The other thing that softened my indignation was that a lot of what I would get upset about was almost always about an interpretation rather than a factual error. If somebody says, “The Declaration was signed in 1777,” then somebody needs to correct that because it’s a factual error. But trying to make sense of the past in light of the present is such an important part of American political culture, [and] it isn’t necessarily the historian’s place to try to dictate what meanings people should take from the past. 

It’s one thing to say, “Here’s my book, here’s my interpretation of the coming of the American revolution.” It’s another thing to say, “This is the only possible correct interpretation.” And no historian should think that because historiography moves so fast—books that were written 30–40 years ago are not read anymore and they’re superseded. My book won’t be read in 20 years or 30 years. So there’s no real cause for any kind of certainty in your historical interpretation. 

But what is the meaning that people are supposed to take from a certain interpretation of the Revolution? I increasingly think that it’s not my place as a historian to tell people, “This is the meaning of the American Revolution,” or, “This is the meaning of whatever part of American history.” That’s for them to decide as citizens of the United States. People are going to come up with meanings that I don’t agree with or that I think might be wrong, but there’s lots of room for persuasion there, and we should approach that with a bit of humility.

MP: What do you want your readers to come away with after reading Past and Prologue?

MDH: First, I want people to realize that the past is subjective, not an objective thing. We turn the past into history by interpreting and attaching meaning to it. Then, I want people to realize that this process of rethinking the past—what the past means—is a fundamental part of our political culture, and has been since the founding of the nation.

Once you realize that American history was, at some point itself, constructed, then it should be easier to come to grips with the idea that how we think about the past changes over time and is different for different people. And there’s nothing wrong with that. 

There’s a very famous essay from the 1940s by Carl L. Becker, presented at the American Historical Association called, with a lack of gender sensitivity, “Every Man His Own Historian,” where he tried to make that point by saying: “Everyday people act and use the skillset of historians to navigate their daily lives.” How do you know when it’s time to do laundry?

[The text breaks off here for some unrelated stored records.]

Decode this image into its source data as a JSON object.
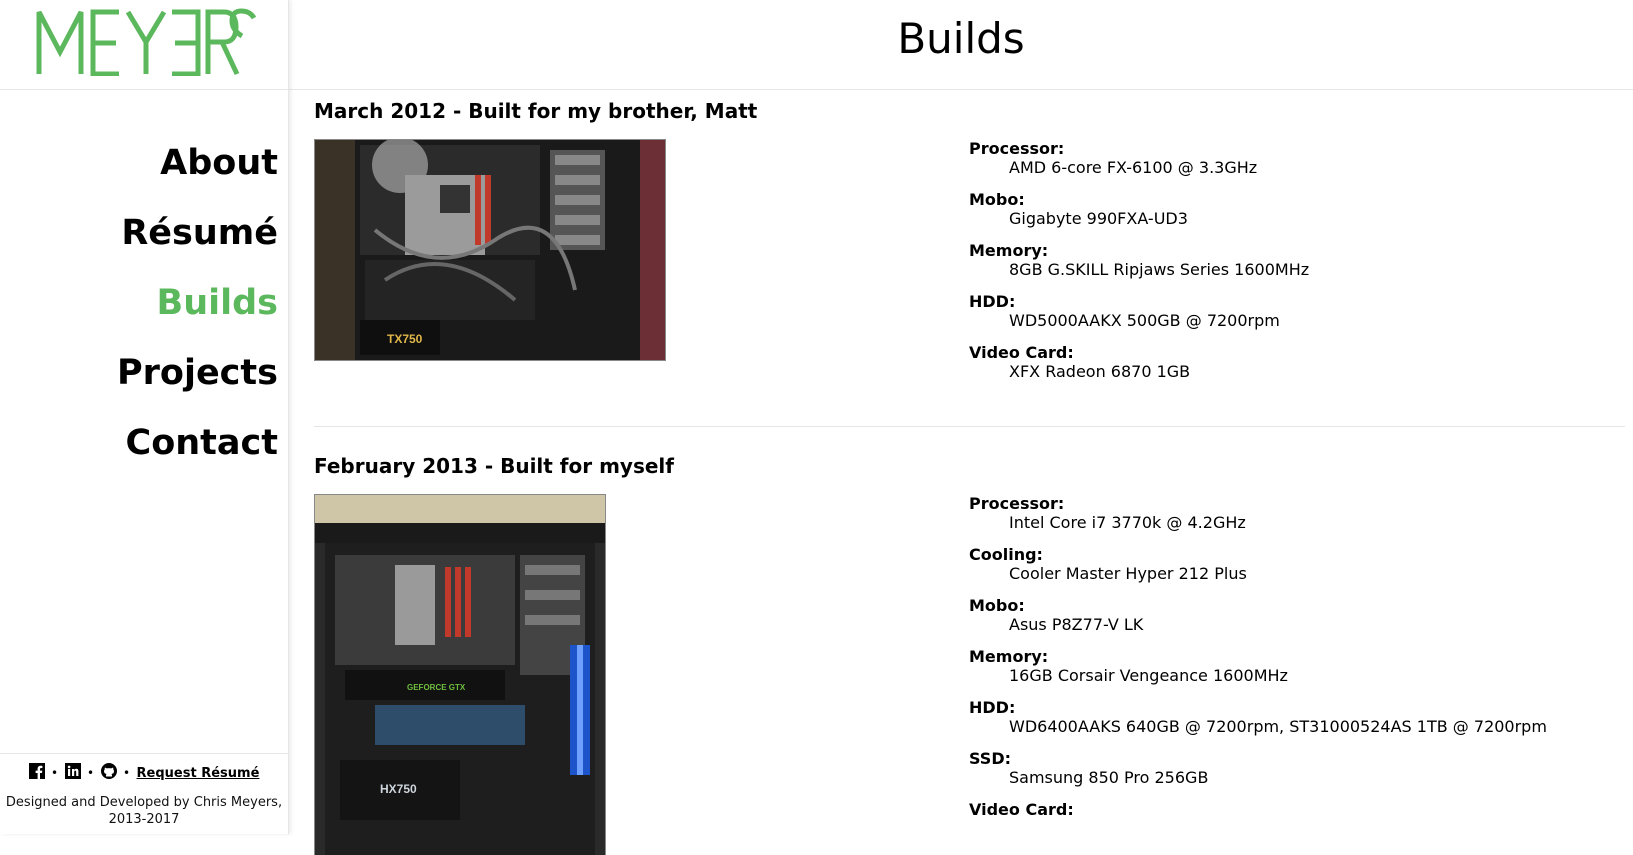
{
  "brand": {
    "logo_text": "MEYƎRS",
    "accent_color": "#5cb85c"
  },
  "nav": {
    "items": [
      {
        "label": "About",
        "active": false
      },
      {
        "label": "Résumé",
        "active": false
      },
      {
        "label": "Builds",
        "active": true
      },
      {
        "label": "Projects",
        "active": false
      },
      {
        "label": "Contact",
        "active": false
      }
    ]
  },
  "footer": {
    "icons": [
      "facebook-icon",
      "linkedin-icon",
      "github-icon"
    ],
    "separator": "•",
    "request_resume_label": "Request Résumé",
    "credit_line1": "Designed and Developed by Chris Meyers,",
    "credit_line2": "2013-2017"
  },
  "header": {
    "title": "Builds"
  },
  "builds": [
    {
      "title": "March 2012 - Built for my brother, Matt",
      "psu_label": "TX750",
      "specs": [
        {
          "label": "Processor:",
          "value": "AMD 6-core FX-6100 @ 3.3GHz"
        },
        {
          "label": "Mobo:",
          "value": "Gigabyte 990FXA-UD3"
        },
        {
          "label": "Memory:",
          "value": "8GB G.SKILL Ripjaws Series 1600MHz"
        },
        {
          "label": "HDD:",
          "value": "WD5000AAKX 500GB @ 7200rpm"
        },
        {
          "label": "Video Card:",
          "value": "XFX Radeon 6870 1GB"
        }
      ]
    },
    {
      "title": "February 2013 - Built for myself",
      "psu_label": "HX750",
      "gpu_label": "GEFORCE GTX",
      "specs": [
        {
          "label": "Processor:",
          "value": "Intel Core i7 3770k @ 4.2GHz"
        },
        {
          "label": "Cooling:",
          "value": "Cooler Master Hyper 212 Plus"
        },
        {
          "label": "Mobo:",
          "value": "Asus P8Z77-V LK"
        },
        {
          "label": "Memory:",
          "value": "16GB Corsair Vengeance 1600MHz"
        },
        {
          "label": "HDD:",
          "value": "WD6400AAKS 640GB @ 7200rpm, ST31000524AS 1TB @ 7200rpm"
        },
        {
          "label": "SSD:",
          "value": "Samsung 850 Pro 256GB"
        },
        {
          "label": "Video Card:",
          "value": ""
        }
      ]
    }
  ]
}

Because you recall the history of the last time that you did laundry. That’s not meant to downplay the importance of expertise or of specialization. Just because everybody is a historian or everybody comes up with their own meanings doesn’t mean that they’re all equally valid. Expertise can be overvalued, but it still has its place and value because the past is an important part of how we try to make sense out of the present. 

Max Pierce is a recent Historical Studies graduate from The New School for Social Research.

Michael D. Hattem is a historian of early America and the Associate Director of the Yale-New Haven Teachers Institute.